GIVEN RECORDS: Begin

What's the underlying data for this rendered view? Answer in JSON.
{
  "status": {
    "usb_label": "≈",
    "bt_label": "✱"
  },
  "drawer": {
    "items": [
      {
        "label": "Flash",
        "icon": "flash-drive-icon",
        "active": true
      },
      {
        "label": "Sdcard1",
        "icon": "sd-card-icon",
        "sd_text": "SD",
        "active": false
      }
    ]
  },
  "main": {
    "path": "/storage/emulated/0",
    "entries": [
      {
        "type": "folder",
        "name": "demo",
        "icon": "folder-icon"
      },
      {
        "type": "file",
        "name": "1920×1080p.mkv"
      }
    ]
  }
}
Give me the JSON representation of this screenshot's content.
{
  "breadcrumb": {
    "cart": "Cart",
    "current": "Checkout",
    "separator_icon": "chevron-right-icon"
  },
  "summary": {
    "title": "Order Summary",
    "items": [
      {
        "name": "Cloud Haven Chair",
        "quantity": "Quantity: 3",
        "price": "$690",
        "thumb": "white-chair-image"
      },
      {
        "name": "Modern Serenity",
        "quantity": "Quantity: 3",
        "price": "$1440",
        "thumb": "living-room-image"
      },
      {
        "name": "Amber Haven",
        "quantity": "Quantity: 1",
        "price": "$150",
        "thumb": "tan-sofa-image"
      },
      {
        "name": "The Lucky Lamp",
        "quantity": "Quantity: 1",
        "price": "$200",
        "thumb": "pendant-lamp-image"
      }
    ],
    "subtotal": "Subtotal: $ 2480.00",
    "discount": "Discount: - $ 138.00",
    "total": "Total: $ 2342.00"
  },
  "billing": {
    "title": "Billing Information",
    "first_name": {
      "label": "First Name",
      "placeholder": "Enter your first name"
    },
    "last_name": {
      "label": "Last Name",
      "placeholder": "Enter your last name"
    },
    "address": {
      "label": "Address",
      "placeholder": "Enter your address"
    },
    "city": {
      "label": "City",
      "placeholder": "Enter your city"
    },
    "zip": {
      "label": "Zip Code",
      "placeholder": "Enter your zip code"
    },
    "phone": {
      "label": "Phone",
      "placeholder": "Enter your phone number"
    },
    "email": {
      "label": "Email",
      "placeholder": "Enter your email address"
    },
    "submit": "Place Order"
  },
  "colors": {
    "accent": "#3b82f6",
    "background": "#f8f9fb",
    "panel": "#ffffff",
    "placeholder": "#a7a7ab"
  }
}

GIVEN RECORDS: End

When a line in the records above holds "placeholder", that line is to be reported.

THE COMPLETED TASK =>
      "placeholder": "Enter your first name"
      "placeholder": "Enter your last name"
      "placeholder": "Enter your address"
      "placeholder": "Enter your city"
      "placeholder": "Enter your zip code"
      "placeholder": "Enter your phone number"
      "placeholder": "Enter your email address"
    "placeholder": "#a7a7ab"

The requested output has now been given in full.